Could you repeat the records shown below exactly as written?

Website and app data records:
------

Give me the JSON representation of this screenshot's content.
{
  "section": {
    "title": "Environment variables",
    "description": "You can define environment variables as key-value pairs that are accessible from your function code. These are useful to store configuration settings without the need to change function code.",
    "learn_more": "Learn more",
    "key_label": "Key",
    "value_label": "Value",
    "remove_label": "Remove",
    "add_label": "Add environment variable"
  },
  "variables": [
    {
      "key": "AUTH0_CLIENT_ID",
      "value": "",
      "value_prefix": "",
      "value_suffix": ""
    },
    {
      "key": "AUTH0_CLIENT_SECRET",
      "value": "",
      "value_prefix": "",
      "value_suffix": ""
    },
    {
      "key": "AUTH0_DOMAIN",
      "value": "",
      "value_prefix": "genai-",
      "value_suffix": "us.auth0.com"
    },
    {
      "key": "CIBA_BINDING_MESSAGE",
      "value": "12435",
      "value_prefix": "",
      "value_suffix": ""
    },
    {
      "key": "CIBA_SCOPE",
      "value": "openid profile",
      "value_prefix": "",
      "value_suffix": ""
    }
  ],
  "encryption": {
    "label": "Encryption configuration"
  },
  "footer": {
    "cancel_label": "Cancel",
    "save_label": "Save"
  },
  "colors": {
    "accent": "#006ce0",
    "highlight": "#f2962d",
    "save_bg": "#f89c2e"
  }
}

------

--- Solution to this task ---
Give me the JSON representation of this screenshot's content.
{
  "section": {
    "title": "Environment variables",
    "description": "You can define environment variables as key-value pairs that are accessible from your function code. These are useful to store configuration settings without the need to change function code.",
    "learn_more": "Learn more",
    "key_label": "Key",
    "value_label": "Value",
    "remove_label": "Remove",
    "add_label": "Add environment variable"
  },
  "variables": [
    {
      "key": "AUTH0_CLIENT_ID",
      "value": "",
      "value_prefix": "",
      "value_suffix": ""
    },
    {
      "key": "AUTH0_CLIENT_SECRET",
      "value": "",
      "value_prefix": "",
      "value_suffix": ""
    },
    {
      "key": "AUTH0_DOMAIN",
      "value": "",
      "value_prefix": "genai-",
      "value_suffix": "us.auth0.com"
    },
    {
      "key": "CIBA_BINDING_MESSAGE",
      "value": "12435",
      "value_prefix": "",
      "value_suffix": ""
    },
    {
      "key": "CIBA_SCOPE",
      "value": "openid profile",
      "value_prefix": "",
      "value_suffix": ""
    }
  ],
  "encryption": {
    "label": "Encryption configuration"
  },
  "footer": {
    "cancel_label": "Cancel",
    "save_label": "Save"
  },
  "colors": {
    "accent": "#006ce0",
    "highlight": "#f2962d",
    "save_bg": "#f89c2e"
  }
}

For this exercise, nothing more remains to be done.